20- Anything else you would care to share about your book and yourself?
Sure! While writing ‘Far Away Bird,’ I began to theorize that many of the storytelling models, such as the hero’s journey, were based in part on male-oriented heroes. While studying heroines, I found that there were different recurrent themes. I put these themes together into a coherent storytelling structure that I call the heroine’s labyrinth. I’d like your input! Go to http://douglasaburton.com to check it out. The more feedback the better! You can also read some of my latest blogs and discussions regarding heroic women in fiction!
Cover artist: George Frei at http://treehousemachine.com
#EmpressTheodora #FarAwayBird #badasswomen #historicalfiction
The heroic and epic saga of Theodora, Byzantine Empress
The courageous girl who challenged the Roman-Byzantine aristocracy and ignited the women’s rights movement
“…elegantly written historical tale in which [Burton] effortlessly weaves sweeping emotion and fine detail…”— Kirkus Reviews (Recommended)
Inspired by true events (historical fiction), Far Away Bird delves into the complex mind of Byzantine Empress Theodora. This intimate account deftly follows her rise from actress-prostitute in Constantinople's red-light district to the throne of the Byzantine Empire.
Her salacious past has left historians blushing and uncomfortable. Tales of her shamelessness have survived for centuries, and yet her accomplishments as an empress are unparalleled. Theodora goes on to influence sweeping reforms that result in some of the first-ever Western laws granting women freedom and protection. More than a millennium before the women's rights movement, Theodora, alone, took on a world superpower and succeeded. Far Away Bird goes where history classrooms fear to tread in hopes that Theodora can finally take her seat among the greatest women in history.
Theodora seems impossible--yet her transcendence teaches us that society can't tell us who we are deep down. Before there was a legendary empress, there was a conflicted young woman from the lower classes.
Awards and Praise
Grand Prize for Historical Fiction - Writers’ League of Texas - 2019 Manuscript Contest
Gold Medal - Coffee Pot Book Club- Book of the Year - Historical Fiction

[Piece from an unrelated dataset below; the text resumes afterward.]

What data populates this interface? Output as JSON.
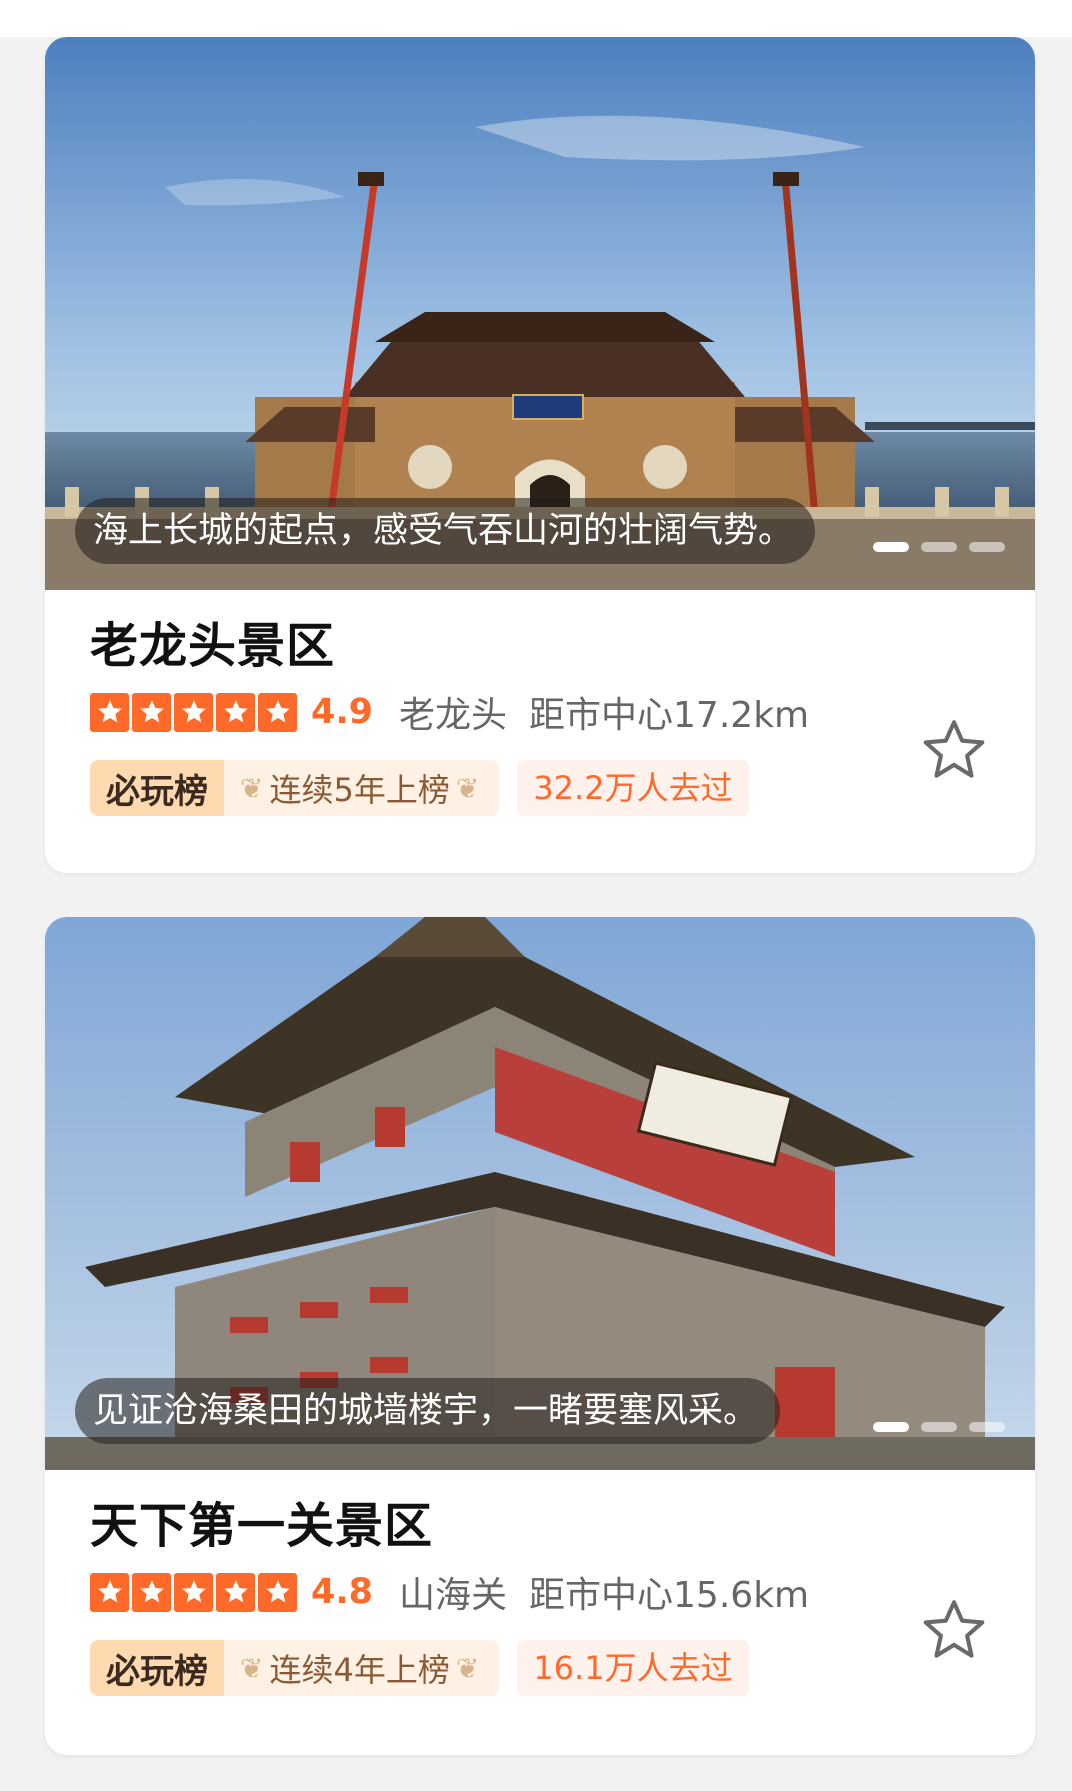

Bronze Medal - Coffee Pot Book Club- Best Debut Novel 2019
“This book is, in all ways, an absolute triumph.”— Mary Anne Yard, international best-selling author of The Du Lac Chronicles
Far Away Bird by Douglas A. Burton